▶ [Work request]:
Report every line below that carries the word "Boost".
Segment Start: Material supplied
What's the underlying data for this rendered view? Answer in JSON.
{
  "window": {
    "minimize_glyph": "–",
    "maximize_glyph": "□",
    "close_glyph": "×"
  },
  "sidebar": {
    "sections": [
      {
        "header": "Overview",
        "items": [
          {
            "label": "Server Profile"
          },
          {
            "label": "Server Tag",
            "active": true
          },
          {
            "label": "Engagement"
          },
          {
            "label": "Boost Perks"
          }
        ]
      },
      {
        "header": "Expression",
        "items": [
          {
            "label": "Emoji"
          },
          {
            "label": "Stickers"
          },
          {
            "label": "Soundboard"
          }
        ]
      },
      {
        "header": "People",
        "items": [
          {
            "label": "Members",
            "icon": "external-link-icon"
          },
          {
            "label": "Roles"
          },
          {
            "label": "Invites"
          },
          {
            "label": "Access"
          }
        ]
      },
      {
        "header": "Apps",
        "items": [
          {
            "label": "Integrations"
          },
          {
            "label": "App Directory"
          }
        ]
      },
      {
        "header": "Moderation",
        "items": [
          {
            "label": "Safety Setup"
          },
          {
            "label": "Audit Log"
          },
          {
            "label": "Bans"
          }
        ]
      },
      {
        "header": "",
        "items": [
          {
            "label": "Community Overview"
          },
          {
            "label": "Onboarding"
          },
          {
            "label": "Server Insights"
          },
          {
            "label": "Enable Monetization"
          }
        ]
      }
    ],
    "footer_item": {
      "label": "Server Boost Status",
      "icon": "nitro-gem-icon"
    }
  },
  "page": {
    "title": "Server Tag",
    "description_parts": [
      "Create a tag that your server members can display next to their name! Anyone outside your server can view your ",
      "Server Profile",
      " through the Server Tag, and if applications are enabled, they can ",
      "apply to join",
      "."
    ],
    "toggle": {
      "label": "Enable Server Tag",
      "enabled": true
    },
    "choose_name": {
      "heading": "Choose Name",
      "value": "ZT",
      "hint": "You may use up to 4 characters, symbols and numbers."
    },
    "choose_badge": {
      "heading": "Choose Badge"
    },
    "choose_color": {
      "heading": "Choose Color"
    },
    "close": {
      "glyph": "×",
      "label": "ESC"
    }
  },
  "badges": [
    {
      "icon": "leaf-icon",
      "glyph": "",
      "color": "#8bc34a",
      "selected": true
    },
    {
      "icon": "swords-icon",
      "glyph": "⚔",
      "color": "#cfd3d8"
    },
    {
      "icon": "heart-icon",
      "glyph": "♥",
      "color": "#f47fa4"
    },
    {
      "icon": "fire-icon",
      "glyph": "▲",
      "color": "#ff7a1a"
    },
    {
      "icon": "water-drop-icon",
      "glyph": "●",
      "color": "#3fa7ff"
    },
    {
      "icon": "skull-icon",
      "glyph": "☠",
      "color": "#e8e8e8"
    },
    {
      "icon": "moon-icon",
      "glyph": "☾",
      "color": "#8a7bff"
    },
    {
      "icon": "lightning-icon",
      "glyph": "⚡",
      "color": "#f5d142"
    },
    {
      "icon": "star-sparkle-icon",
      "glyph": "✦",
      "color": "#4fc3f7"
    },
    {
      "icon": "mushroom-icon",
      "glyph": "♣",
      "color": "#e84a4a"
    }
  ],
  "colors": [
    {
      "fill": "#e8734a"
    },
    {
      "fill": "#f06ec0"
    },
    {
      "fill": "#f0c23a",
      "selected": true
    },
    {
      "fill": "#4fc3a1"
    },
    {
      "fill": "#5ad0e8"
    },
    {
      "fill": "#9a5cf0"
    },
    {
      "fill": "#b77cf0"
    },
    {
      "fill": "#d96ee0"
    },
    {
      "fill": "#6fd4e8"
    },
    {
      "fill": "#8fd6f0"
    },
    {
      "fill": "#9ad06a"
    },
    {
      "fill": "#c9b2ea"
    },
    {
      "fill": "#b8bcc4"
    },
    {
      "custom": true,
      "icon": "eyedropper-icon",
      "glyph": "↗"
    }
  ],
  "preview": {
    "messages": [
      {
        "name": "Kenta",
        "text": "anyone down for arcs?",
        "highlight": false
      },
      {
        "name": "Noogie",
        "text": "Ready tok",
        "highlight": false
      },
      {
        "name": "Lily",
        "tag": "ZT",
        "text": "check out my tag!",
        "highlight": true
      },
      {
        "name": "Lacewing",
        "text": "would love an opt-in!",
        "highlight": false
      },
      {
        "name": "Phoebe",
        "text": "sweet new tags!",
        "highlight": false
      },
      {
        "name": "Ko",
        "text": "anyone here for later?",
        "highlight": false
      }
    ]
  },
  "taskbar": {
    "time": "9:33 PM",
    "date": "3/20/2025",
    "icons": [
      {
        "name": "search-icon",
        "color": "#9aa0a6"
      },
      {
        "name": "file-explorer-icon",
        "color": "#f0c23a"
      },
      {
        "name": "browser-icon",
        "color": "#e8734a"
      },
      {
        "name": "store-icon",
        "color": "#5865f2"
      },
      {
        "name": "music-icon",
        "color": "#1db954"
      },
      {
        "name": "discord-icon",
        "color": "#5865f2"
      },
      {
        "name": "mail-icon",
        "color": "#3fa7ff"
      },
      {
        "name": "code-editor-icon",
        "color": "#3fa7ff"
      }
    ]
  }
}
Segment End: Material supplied
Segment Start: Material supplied
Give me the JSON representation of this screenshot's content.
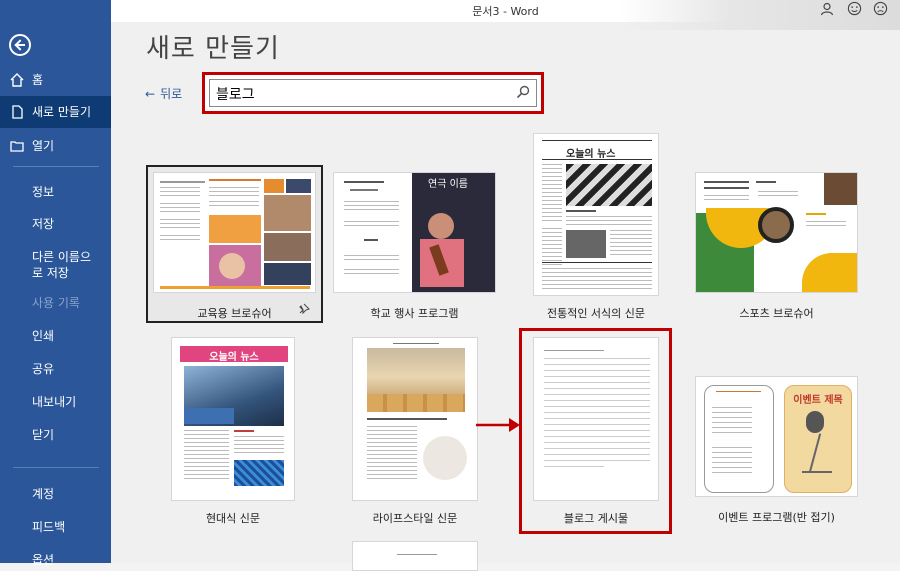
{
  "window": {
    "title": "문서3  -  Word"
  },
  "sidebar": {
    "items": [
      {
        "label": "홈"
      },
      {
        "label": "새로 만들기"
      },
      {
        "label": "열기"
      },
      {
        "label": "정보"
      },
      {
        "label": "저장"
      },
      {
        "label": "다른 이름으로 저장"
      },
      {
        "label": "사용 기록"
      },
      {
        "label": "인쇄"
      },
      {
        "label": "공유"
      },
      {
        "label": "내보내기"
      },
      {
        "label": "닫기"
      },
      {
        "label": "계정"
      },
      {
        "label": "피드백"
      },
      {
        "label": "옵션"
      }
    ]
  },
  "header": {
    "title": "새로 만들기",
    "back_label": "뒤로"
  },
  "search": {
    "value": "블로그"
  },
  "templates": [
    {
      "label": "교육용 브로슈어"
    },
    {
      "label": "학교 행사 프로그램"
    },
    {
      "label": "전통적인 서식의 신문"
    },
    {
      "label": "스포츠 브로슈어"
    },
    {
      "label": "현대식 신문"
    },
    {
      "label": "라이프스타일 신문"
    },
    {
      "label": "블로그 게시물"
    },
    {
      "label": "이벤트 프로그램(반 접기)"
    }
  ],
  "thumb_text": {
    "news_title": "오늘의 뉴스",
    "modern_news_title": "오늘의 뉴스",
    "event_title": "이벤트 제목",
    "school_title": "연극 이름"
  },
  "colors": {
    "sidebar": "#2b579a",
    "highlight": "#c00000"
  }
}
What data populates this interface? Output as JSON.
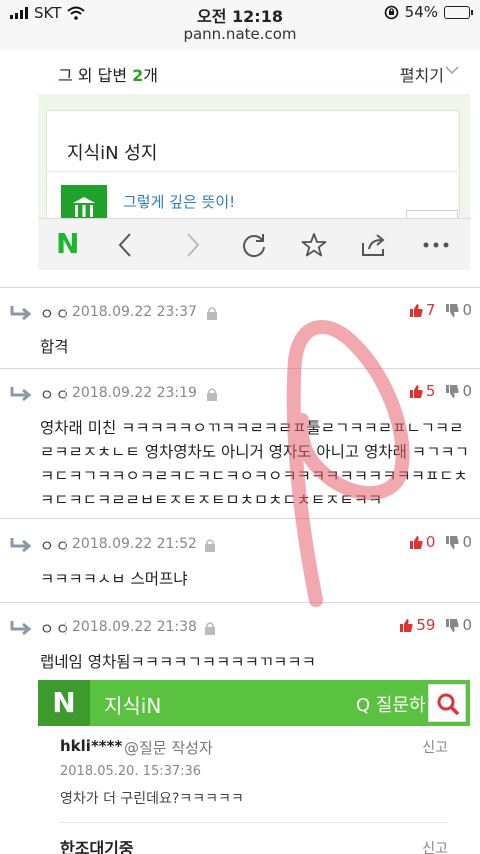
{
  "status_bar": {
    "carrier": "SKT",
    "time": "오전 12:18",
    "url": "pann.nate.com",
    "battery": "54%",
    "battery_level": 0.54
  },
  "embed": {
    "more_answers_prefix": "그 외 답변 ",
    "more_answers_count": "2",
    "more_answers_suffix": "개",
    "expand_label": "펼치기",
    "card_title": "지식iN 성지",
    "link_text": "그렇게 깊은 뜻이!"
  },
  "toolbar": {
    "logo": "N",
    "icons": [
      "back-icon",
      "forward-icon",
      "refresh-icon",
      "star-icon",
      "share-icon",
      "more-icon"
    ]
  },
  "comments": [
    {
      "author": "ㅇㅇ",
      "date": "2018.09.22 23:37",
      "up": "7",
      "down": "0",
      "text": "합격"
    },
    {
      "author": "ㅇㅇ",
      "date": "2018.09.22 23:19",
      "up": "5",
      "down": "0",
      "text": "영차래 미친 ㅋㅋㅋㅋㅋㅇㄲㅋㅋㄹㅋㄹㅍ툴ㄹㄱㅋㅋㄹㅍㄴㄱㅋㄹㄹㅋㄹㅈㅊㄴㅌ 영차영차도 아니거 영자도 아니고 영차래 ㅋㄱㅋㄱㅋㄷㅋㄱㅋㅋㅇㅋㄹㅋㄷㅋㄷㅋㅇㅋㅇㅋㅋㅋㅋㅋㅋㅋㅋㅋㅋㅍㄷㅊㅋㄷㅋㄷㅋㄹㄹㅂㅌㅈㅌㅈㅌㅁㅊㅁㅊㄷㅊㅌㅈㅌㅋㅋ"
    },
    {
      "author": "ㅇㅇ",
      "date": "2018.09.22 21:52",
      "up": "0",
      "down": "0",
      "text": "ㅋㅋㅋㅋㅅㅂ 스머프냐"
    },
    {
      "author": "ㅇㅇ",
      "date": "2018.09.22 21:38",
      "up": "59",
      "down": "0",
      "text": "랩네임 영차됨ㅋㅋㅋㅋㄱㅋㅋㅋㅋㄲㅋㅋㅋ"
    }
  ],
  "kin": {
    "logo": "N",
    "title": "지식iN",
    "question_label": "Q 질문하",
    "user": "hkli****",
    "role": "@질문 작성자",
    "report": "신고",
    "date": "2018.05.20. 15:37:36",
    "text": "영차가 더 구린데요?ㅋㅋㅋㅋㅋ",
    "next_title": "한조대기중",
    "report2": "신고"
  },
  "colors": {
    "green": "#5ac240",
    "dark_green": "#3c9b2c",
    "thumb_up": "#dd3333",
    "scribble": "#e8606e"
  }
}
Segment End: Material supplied
▶ [Solution to the exercise]:
            "label": "Boost Perks"
      "label": "Server Boost Status",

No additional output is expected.